Al-Sudani pointed out in a statement to the Prime Minister’s Media Office, received by Shafaq News Agency, “the progress achieved in establishing internal security and stability, which made it possible to end the political role of the UNAMI mission in Iraq,” stressing that “the joint activities and programs of the United Nations organization can continue by transferring its activity to… competent organizations.

For his part, the Under-Secretary-General of the United Nations, according to the statement, expressed his optimism about “the security progress taking place in Iraq, and soon he will submit his comprehensive report on the work of the United Nations mission in Iraq, as the positive developments will enable the international organization to gradually end the mission’s work.”

Commenting on the request to end the work of UNAMI by the end of 2025, Shafaq News Agency sent a letter to the office of the United Nations Special Representative in Iraq, Jeanine Plasschaert, who responded: “We are not in the position to comment on that. The letter explains the position of the Iraqi government before the process of renewing UNAMI’s mandate. It is an issue between the government Iraq and the United Nations Security Council.

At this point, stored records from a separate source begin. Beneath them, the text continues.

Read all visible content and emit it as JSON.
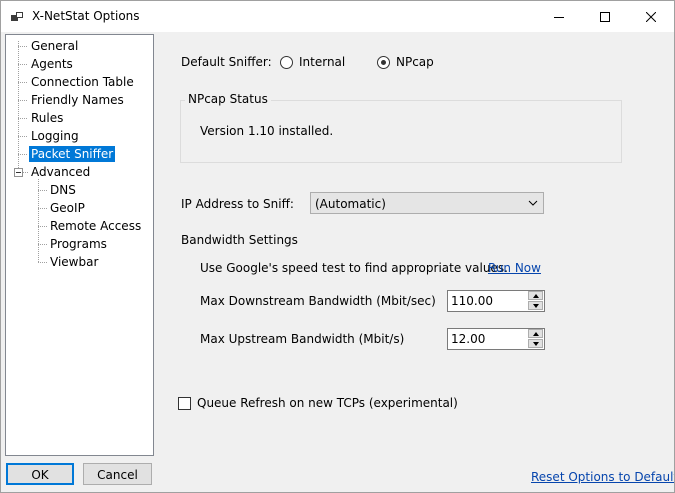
{
  "window": {
    "title": "X-NetStat Options"
  },
  "tree": {
    "items": [
      {
        "label": "General"
      },
      {
        "label": "Agents"
      },
      {
        "label": "Connection Table"
      },
      {
        "label": "Friendly Names"
      },
      {
        "label": "Rules"
      },
      {
        "label": "Logging"
      },
      {
        "label": "Packet Sniffer"
      },
      {
        "label": "Advanced"
      },
      {
        "label": "DNS"
      },
      {
        "label": "GeoIP"
      },
      {
        "label": "Remote Access"
      },
      {
        "label": "Programs"
      },
      {
        "label": "Viewbar"
      }
    ],
    "selected": "Packet Sniffer"
  },
  "sniffer": {
    "label": "Default Sniffer:",
    "options": [
      "Internal",
      "NPcap"
    ],
    "selected": "NPcap"
  },
  "npcap_status": {
    "title": "NPcap Status",
    "text": "Version 1.10 installed."
  },
  "ip_address": {
    "label": "IP Address to Sniff:",
    "value": "(Automatic)"
  },
  "bandwidth": {
    "title": "Bandwidth Settings",
    "hint": "Use Google's speed test to find appropriate values.",
    "run_now": "Run Now",
    "downstream_label": "Max Downstream Bandwidth (Mbit/sec)",
    "downstream_value": "110.00",
    "upstream_label": "Max Upstream Bandwidth (Mbit/s)",
    "upstream_value": "12.00"
  },
  "queue_refresh": {
    "label": "Queue Refresh on new TCPs (experimental)",
    "checked": false
  },
  "buttons": {
    "ok": "OK",
    "cancel": "Cancel",
    "reset": "Reset Options to Default"
  },
  "colors": {
    "accent": "#0078d7",
    "link": "#0645ad"
  }
}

Last February, Plasschaert announced in a briefing to the Security Council that she would leave her position in late May 2024.

“Allegations of corruption” in the mission

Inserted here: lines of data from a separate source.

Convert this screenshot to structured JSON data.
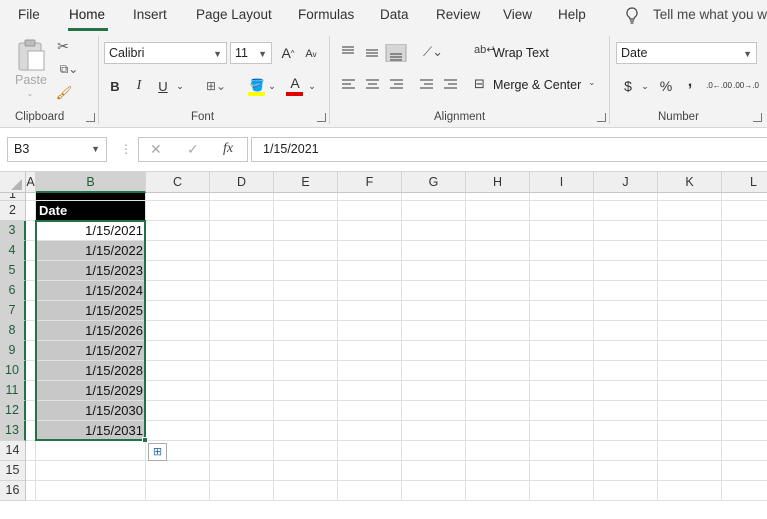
{
  "menu": {
    "tabs": [
      "File",
      "Home",
      "Insert",
      "Page Layout",
      "Formulas",
      "Data",
      "Review",
      "View",
      "Help"
    ],
    "active": "Home",
    "tell_me": "Tell me what you wa"
  },
  "ribbon": {
    "clipboard": {
      "label": "Clipboard",
      "paste": "Paste"
    },
    "font": {
      "label": "Font",
      "name": "Calibri",
      "size": "11",
      "bold": "B",
      "italic": "I",
      "underline": "U",
      "grow": "A",
      "shrink": "A",
      "font_color_letter": "A",
      "highlight_color": "#ffff00",
      "font_color": "#e00000"
    },
    "alignment": {
      "label": "Alignment",
      "wrap": "Wrap Text",
      "merge": "Merge & Center"
    },
    "number": {
      "label": "Number",
      "format": "Date",
      "currency": "$",
      "percent": "%",
      "comma": ",",
      "inc": ".0←.00",
      "dec": ".00→.0"
    }
  },
  "formula_bar": {
    "name_box": "B3",
    "fx": "fx",
    "value": "1/15/2021"
  },
  "columns": [
    "A",
    "B",
    "C",
    "D",
    "E",
    "F",
    "G",
    "H",
    "I",
    "J",
    "K",
    "L"
  ],
  "rows": [
    "1",
    "2",
    "3",
    "4",
    "5",
    "6",
    "7",
    "8",
    "9",
    "10",
    "11",
    "12",
    "13",
    "14",
    "15",
    "16"
  ],
  "header_cell": "Date",
  "dates": [
    "1/15/2021",
    "1/15/2022",
    "1/15/2023",
    "1/15/2024",
    "1/15/2025",
    "1/15/2026",
    "1/15/2027",
    "1/15/2028",
    "1/15/2029",
    "1/15/2030",
    "1/15/2031"
  ],
  "colors": {
    "accent": "#217346",
    "selection": "#c8c8c8"
  }
}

On January 23, the British newspaper The Guardian revealed, in a shocking report, major corruption suspicions at the United Nations in its development program in Iraq, stressing that the United Nations has fueled the culture of bribery that has permeated Iraqi society since the overthrow of Saddam Hussein in 2003. .

The British newspaper said, “United Nations employees in Iraq are demanding bribes in exchange for helping businessmen win contracts for reconstruction projects in the country.”

The Guardian newspaper found that UNDP employees “demanded bribes of up to 15 percent of the contract value,” according to three employees and four contractors.

In return, the employee helps the contractor navigate the complex UNDP bidding system to ensure it passes the audit process. One of the contractors, without The Guardian revealing his identity, said that UNDP employees “contacted them demanding bribes.”

This prompted UNAMI to issue a clarification about what it called “misleading information” indicating that Jeanine Plasschaert had left the country due to corruption issues.

The mission said in a statement, “UNAMI confirms that the departure of the Special Representative of the Secretary-General in May is consistent with established practices within the United Nations, including the usual rotation of senior United Nations officials.”

The statement added: “With regard to the Guardian newspaper’s report on corruption allegations, the United Nations Development Program (UNDP) issued a statement on January 23, 2024. Furthermore, we would like to emphasize that UNAMI and UNDP have different administrative and financial structures.”

UNAMI concluded its statement by saying: “We urge the media to prioritize accuracy and refrain from circulating misleading information. More broadly, the impact of misinformation and disinformation cannot be overestimated.”